My Lords, as a matter of comment upon the greater or less importance of this Bill and its title to be regarded merely as a minor Departmental measure, I perhaps may be allowed to remark that it affects the total maximum amount which may be deposited by an individual depositor. It also affects the future rate of interest to be paid upon deposits in savings banks. As the honorary president of a trustee savings bank I am bound to rejoice in anything which increases the prestige and resources of such an institution, but it is to be observed that the maximum rate of interest, and again the maximum amount that may stand to the credit of the depositor, has hitherto been regarded as a matter to be solely regulated by Parliament itself, and if this Bill passes it will become a matter regulated by the Departmental authorities, subject only to what may be called the negative approval of the Houses of Parliament by the expiration of a certain period from the day during which a new Executive Order is laid upon the Table of the Houses of Parliament. That may be right or it may be wrong. I merely wish to draw the attention of your Lordships to the fact that it is yet one more step in the direction of substituting Departmental and bureaucratic authority for Parliamentary authority. I have still to learn that the rate of interest to be paid upon deposits has to be changed so frequently or with such an amount of levity that we should be compelled to sanction this great facilitation of procedure. It has not been thought desirable in the past, and I do not quite understand why it is necessary now.

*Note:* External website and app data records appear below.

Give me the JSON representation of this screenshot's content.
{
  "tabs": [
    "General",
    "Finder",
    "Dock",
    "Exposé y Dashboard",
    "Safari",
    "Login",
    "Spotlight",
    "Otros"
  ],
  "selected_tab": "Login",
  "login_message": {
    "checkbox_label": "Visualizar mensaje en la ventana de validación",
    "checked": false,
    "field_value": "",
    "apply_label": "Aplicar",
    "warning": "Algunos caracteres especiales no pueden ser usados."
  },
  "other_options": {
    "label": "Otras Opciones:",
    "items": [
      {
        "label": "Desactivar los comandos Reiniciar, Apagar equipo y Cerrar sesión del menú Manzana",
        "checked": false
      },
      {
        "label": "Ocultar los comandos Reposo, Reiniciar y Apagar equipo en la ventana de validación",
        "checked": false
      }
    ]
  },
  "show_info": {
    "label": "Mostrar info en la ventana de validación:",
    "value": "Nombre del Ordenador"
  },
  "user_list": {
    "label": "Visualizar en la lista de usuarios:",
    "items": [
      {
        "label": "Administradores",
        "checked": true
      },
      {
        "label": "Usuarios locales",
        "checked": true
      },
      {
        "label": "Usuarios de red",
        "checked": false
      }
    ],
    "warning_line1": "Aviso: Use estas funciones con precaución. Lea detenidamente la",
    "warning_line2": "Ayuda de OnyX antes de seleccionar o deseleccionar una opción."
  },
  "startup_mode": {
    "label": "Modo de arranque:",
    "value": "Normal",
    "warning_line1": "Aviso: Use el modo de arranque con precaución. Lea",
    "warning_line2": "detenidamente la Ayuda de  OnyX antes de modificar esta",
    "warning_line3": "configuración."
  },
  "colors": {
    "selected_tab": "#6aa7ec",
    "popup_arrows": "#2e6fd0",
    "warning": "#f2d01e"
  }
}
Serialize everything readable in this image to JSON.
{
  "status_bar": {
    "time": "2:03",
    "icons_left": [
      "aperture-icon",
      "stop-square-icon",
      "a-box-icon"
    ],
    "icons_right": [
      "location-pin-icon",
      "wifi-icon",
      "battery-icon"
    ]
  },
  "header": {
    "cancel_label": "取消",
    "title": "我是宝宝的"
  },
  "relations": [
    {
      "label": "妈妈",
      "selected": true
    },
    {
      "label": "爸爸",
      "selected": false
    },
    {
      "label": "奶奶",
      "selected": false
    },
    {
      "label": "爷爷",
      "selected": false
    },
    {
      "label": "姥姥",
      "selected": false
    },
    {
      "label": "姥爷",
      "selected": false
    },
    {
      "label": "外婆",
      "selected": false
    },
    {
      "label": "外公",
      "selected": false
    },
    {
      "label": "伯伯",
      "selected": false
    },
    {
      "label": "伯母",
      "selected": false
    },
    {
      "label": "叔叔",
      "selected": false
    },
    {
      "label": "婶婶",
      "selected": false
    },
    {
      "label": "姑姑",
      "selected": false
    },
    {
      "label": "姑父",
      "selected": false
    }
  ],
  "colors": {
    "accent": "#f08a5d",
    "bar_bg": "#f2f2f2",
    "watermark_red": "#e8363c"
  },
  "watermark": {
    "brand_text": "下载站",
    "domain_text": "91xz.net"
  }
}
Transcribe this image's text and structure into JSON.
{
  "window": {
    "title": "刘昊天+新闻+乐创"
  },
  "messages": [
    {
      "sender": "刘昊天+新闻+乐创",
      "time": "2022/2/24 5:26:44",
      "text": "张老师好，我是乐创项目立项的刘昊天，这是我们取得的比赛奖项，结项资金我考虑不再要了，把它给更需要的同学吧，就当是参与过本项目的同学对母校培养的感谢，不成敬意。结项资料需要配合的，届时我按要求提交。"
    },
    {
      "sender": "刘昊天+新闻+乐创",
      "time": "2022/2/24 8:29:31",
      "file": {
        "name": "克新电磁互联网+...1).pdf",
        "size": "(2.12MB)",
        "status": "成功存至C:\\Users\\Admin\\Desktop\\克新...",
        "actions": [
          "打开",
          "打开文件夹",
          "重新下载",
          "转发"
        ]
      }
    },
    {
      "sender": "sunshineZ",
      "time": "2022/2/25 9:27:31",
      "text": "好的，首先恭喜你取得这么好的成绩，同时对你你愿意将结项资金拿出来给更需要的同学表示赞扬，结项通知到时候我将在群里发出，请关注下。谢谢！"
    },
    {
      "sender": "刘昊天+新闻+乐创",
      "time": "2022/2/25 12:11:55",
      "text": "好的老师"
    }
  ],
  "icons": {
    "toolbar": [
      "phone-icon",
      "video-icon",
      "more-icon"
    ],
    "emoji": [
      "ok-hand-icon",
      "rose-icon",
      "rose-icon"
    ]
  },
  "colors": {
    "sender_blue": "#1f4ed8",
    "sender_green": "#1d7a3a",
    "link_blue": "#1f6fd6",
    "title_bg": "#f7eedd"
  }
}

There is one rather ominous provision in this Bill which is that whereas the limit upon this maximum amount which a depositor may have to his credit is to be removed there is a power of discriminating between classes as regards the exercise and enjoyment of the privilege, for privilege it is. I wish your Lordships thoroughly to understand that it means that the depositor has the capital value of his investment guaranteed to him by the State. It is not like the holder of Consols, who may see the capital value of his investment rise or fall with the state of the market. The depositor in a savings bank has his capital absolutely guaranteed to him, and so long as he chooses to leave it there he is sure to be able to get his capital out again in full, while on the other hand the State is liable, I believe at four days' notice, to have to find him his money to whatever sum it may amount. I do not think that is exactly a minor Departmental purpose.

On Question, Bill read 2a , and committed to a Committee of the Whole House.